> **Exercise directions**
In the data, find the word "JSON" and copy out every line that has it.

[Start of section]

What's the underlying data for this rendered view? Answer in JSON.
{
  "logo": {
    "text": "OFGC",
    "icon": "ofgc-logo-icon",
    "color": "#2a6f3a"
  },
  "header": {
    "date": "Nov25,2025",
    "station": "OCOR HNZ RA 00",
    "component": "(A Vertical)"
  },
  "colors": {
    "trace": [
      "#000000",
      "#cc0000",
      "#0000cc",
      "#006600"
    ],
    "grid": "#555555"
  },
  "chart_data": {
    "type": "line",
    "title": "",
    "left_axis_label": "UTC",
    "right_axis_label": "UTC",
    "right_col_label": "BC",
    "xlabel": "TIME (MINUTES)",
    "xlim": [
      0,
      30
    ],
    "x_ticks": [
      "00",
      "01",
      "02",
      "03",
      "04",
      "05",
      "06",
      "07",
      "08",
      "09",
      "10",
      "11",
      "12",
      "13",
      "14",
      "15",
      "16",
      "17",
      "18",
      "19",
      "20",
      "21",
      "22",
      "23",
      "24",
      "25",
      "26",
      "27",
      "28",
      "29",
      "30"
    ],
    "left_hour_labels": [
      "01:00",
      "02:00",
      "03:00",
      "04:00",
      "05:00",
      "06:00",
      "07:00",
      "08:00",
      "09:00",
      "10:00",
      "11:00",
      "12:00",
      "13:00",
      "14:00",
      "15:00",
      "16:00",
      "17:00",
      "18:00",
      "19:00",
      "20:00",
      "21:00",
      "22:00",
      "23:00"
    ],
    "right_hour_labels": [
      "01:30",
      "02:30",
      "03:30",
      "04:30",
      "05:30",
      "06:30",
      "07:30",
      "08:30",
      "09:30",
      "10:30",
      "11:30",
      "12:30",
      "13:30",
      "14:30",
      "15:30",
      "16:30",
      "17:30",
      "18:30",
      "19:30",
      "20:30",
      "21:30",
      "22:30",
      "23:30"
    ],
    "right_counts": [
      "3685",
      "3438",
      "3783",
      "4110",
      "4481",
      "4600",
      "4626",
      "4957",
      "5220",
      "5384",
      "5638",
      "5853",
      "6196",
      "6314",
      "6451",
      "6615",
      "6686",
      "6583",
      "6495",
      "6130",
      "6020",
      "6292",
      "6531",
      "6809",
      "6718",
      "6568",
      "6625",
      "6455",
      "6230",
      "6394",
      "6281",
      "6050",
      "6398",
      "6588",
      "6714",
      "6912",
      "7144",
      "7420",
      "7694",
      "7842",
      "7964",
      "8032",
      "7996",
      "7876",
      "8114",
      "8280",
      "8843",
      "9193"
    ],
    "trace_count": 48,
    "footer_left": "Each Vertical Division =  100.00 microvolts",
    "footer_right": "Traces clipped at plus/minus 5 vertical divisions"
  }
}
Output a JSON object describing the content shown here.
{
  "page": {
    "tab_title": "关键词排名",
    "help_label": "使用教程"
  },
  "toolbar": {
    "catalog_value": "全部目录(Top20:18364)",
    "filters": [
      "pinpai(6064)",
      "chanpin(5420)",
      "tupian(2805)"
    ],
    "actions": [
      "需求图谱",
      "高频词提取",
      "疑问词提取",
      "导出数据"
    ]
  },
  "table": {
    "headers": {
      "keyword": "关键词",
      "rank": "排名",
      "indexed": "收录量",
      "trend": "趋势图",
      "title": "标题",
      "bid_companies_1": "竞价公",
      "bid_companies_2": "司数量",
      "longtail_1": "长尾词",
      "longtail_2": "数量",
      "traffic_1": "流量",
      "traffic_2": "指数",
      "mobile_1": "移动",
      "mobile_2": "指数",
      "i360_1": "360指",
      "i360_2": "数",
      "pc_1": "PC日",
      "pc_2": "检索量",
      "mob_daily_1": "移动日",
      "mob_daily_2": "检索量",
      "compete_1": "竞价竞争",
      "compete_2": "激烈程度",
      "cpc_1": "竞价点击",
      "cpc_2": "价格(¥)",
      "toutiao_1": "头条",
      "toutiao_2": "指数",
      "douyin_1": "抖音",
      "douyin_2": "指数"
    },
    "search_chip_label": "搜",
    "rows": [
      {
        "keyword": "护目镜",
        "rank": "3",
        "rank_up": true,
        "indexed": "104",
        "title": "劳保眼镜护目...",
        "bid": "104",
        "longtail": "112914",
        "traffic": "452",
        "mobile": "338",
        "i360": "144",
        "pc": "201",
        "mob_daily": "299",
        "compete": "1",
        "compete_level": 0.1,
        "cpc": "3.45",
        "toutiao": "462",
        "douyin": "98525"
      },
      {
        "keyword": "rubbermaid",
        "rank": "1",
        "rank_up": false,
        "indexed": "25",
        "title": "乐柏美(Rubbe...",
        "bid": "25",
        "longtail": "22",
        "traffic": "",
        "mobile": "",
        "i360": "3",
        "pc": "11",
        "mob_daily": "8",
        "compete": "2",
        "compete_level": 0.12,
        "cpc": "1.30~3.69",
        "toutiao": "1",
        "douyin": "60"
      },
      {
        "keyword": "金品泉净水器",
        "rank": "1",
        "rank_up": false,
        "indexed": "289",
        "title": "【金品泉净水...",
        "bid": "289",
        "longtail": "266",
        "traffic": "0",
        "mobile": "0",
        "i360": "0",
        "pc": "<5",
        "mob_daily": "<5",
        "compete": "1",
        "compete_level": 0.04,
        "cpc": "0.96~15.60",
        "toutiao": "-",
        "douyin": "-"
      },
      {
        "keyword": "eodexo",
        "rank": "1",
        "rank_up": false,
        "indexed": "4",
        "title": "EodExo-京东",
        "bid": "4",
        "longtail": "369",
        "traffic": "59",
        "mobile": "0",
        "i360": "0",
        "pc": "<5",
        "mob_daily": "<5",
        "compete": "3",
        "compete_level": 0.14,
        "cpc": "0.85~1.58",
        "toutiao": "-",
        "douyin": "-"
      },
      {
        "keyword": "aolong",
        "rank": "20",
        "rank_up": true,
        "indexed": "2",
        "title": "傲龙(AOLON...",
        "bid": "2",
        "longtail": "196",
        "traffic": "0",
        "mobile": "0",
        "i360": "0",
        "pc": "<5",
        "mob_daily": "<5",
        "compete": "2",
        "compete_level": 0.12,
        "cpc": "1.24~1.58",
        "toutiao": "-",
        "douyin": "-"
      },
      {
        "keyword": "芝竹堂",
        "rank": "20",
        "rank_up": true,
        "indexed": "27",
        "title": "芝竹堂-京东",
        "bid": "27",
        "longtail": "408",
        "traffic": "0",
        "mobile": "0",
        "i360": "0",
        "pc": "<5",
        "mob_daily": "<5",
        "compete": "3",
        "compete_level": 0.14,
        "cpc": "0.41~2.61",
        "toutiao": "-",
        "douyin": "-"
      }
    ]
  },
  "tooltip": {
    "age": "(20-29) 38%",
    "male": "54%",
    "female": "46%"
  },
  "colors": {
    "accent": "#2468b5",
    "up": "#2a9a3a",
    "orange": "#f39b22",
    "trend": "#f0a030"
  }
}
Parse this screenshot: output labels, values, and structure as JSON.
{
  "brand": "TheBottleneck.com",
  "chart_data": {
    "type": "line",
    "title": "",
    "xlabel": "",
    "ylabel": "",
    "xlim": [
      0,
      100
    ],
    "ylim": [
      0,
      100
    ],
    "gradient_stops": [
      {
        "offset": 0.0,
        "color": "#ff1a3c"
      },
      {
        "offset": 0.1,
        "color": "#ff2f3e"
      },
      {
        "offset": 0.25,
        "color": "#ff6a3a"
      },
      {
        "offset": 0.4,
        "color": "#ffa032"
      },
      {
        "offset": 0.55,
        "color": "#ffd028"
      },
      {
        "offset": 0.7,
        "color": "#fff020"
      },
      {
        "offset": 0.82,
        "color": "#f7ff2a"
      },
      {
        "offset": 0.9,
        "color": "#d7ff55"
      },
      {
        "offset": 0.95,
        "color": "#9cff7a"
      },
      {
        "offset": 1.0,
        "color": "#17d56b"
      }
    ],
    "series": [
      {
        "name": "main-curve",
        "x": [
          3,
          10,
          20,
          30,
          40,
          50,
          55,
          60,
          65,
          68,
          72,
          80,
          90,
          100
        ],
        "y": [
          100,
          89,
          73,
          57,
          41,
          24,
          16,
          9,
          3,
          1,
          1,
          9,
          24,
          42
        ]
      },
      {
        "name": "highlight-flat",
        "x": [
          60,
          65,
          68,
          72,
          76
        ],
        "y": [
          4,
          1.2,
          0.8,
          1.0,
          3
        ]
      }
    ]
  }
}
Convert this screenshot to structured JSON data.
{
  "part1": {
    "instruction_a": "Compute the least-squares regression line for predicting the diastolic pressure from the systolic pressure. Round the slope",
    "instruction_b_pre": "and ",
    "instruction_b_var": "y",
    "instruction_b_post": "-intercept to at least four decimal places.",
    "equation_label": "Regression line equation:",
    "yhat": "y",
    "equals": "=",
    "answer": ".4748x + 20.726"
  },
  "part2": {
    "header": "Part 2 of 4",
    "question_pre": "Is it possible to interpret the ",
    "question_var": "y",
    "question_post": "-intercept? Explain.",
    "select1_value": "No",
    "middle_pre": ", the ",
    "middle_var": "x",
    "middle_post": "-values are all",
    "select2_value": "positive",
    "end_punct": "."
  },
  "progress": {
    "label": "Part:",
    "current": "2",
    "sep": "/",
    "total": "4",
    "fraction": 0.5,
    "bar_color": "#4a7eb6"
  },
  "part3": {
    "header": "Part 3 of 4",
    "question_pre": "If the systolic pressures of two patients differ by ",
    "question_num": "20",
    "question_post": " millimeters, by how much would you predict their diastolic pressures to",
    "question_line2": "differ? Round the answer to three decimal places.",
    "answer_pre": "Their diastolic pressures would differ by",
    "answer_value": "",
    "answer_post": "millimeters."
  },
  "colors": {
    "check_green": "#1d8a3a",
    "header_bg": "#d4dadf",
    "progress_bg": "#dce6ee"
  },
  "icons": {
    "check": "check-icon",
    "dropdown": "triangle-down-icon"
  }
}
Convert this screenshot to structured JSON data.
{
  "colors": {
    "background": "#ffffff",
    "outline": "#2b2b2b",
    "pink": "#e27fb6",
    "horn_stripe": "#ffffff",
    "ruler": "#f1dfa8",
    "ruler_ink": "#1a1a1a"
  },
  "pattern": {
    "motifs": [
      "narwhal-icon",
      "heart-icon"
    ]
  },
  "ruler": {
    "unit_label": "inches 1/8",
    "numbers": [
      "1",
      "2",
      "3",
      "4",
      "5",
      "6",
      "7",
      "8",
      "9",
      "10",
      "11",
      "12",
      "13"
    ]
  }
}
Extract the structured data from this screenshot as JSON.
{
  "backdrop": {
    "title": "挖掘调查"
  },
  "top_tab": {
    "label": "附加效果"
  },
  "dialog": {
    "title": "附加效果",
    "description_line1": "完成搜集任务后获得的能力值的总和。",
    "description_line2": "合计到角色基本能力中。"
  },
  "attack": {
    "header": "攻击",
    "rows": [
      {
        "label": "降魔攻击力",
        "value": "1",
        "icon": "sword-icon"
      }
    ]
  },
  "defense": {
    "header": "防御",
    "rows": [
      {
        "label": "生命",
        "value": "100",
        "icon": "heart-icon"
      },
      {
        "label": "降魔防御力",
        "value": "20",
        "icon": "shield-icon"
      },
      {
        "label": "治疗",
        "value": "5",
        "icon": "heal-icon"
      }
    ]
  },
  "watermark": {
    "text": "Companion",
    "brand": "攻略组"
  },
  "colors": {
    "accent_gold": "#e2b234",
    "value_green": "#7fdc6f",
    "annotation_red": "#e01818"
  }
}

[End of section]

> **Result of this task**
What's the underlying data for this rendered view? Answer in JSON.
Output a JSON object describing the content shown here.
Parse this screenshot: output labels, values, and structure as JSON.
Convert this screenshot to structured JSON data.
Convert this screenshot to structured JSON data.
Extract the structured data from this screenshot as JSON.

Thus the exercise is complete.